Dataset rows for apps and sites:
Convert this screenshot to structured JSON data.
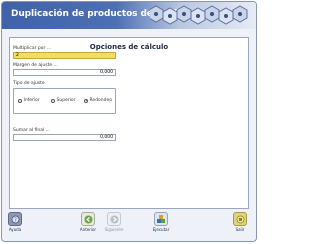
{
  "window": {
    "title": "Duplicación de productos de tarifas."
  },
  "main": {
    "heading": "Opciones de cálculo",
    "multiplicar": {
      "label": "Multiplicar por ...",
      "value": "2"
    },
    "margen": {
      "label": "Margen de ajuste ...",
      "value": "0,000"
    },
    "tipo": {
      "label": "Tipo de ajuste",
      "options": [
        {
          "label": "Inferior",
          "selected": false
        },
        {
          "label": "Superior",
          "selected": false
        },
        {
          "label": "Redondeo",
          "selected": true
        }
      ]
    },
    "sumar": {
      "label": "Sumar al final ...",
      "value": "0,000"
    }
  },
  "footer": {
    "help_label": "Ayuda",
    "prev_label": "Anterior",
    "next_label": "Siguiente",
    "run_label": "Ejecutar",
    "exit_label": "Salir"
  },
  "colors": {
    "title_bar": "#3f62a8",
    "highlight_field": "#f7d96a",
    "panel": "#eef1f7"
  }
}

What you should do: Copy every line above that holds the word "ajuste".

Answer to this problem:
      "label": "Margen de ajuste ...",
      "label": "Tipo de ajuste",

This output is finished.